“NOW, Miss Bishop!”

Amanda stood and moved to the door and out into the hallway. Four or five seconds later she was back and more smoke was coming from the light fixture.

“I can’t get to it, Mr Pittman,” she said, “it’s behind a piece of glass and someone’s taken the little hammer that used to hang there.”

Rachel laughed aloud when Pittman actually grabbed his hair and began pulling, “For God’s sake, Miss Bishop – just break the glass!”

Amanda snatched up her purse and dug out her compact then rushed back into the hall.

“Students,” Mr Pittman addressed them all as he gathered his wits. “Slowly, calmly and, in an orderly manner please exit the classroom and leave the building. If anyone becomes separated from the group, meet at the tennis courts.”

Amanda apparently got the glass broken because the fire alarm pierced the warm spring day with three blasts, “aaagh, aaagh, aaagh,” it sounded.

At the tennis courts, Mr Pittman was pacing nervously back and forth. Amanda Bishop was fussing with her broken compact. Lisa Sullivan and Nicky Shaver were sitting in the grass, making out. Everyone else was just standing around. Rachel made her way over to Amanda Bishop.

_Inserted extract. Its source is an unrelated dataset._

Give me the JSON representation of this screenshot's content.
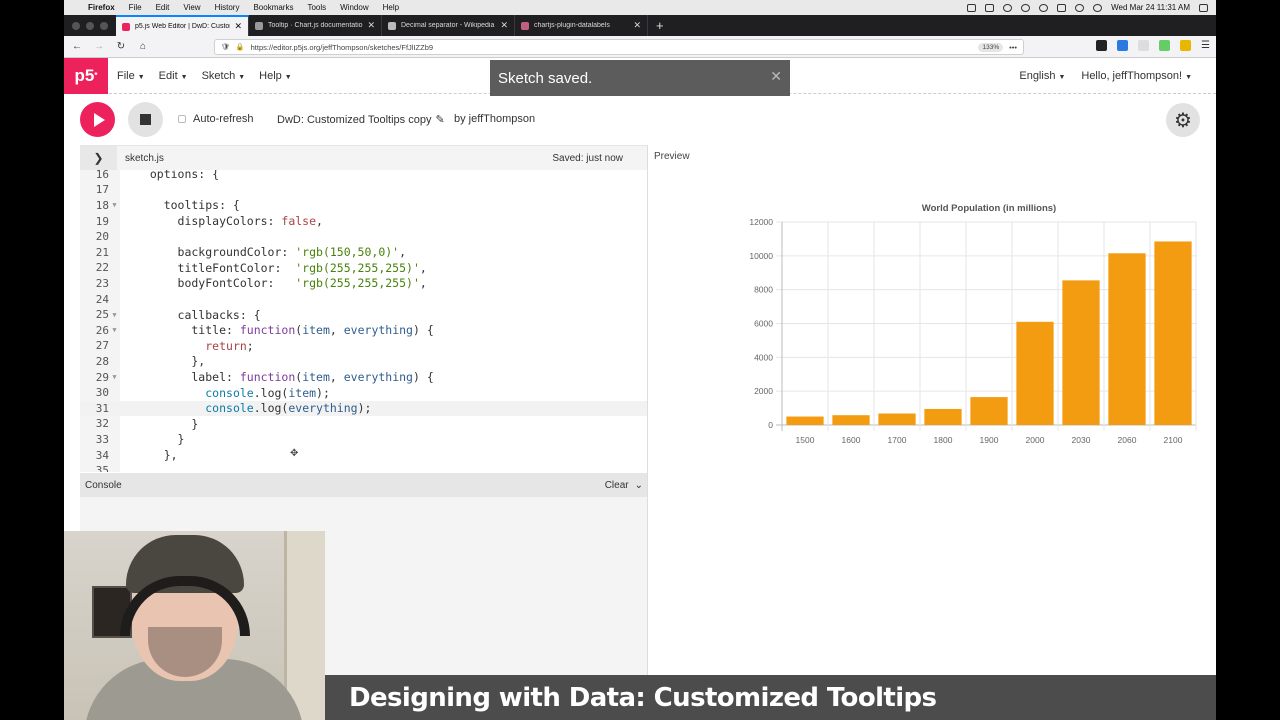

“OMG, Amanda,” she said, “you were so brave to go out and set off the alarm. You might get a medal for this; God only knows how many lives you saved today. Did you break your compact?”

“Yeah, I did,” Amanda replied, “It must have broken when I hit it against the glass.”

“I hope you didn’t break the mirror,” Rachel said, “that would be seven years bad luck.” She turned away to watch Lisa and Nicky. Lisa Sullivan was such a slut.


This week’s prompts were:

  1. man-eater
  2. white noise
  3. just break the glass

 

The Matchmaker

  I wrote this for the February 14th Flash Fiction Challenge



My elderly neighbor, Mrs. Silverberg, is always trying to fix me up.
She once arranged me a date with her granddaughter, Ruth.
I liked Ruth, just fine. Ruth just didn’t like me.

She told her grandmother that she had found me – awkward.

On the first of Shevat I happened to meet Mrs. Silverberg at the park.
She wanted to talk with me; about me.
She offered to coach me, so that I might become – less awkward.

It seems that her Rabbi’s youngest daughter may be looking for a husband.
Mrs. Silverberg believes I can be ready by Valentines.


The prompt and instructions were:

In 99 words (no more, no less) write a story about valentines. It can be Valentine’s Day, the exchange, love for another, romance, or friendship. Have a heart and go where the prompt leads!

OLWG#89- All Day and a Night

Written for OLWG#89



Duffy had a barred window that let sunlight in, but it was not very large and it was placed high on the wall so he couldn’t see much more than the sky when he looked out of it. At night he would lean against the bars, roll a cigarette, and watch the stars as he smoked.

The glimpse of the night sky that he was afforded was one of the only things that brought him a little peace.

“Hey, Duffy,” the CO yelled from down the block. “I can smell your cigarette. Put it out, NOW!”

“Roll up yer window, ye fuck,” Duff hollered back, “I’m trying to shorten me sentence.”


This week’s prompts were:

  1. he leaned back and lit a cigarette
  2. Window to the stars
  3. ulterior altruism

 

Carpe Diem



I sit awake in our bed as
You slumber next to me
It’s cold
There’s frost on the garden and I struggle to steal your warmth.
Across the room – a blackened window
A simple thing, of little import, until
Old Sol peeks over the eastern
edge of the earth
Sunflowers turn their heads
to wish him well, as they are want to do.
You stir,
and slide closer.
Today begins anew, as yesterday ended.


Country Music

  I wrote this for the February 7th Flash Fiction Challenge



The sign on the door read, “The Unwritten Halibut”. She stood just inside waiting for her eyes to adjust to the gloom. This was her kind of place. It was a drinker’s bar. Dark paneling lined the walls; a couple of neon beer signs glowed in the back. A ghost of smoke held up the ceiling in defiance of a local ban. Rainbow colored bottles sat on glass shelves and four or five patrons rested at the bar; staring into their drinks, not talking. The volume was low as Hank Williams sang a hard luck song on the box.


The prompt and instructions were:

In 99 words (no more, no less) write a story that includes a sign. It can be a posted sign, a universal sign, a wonder. Go where the prompt leads.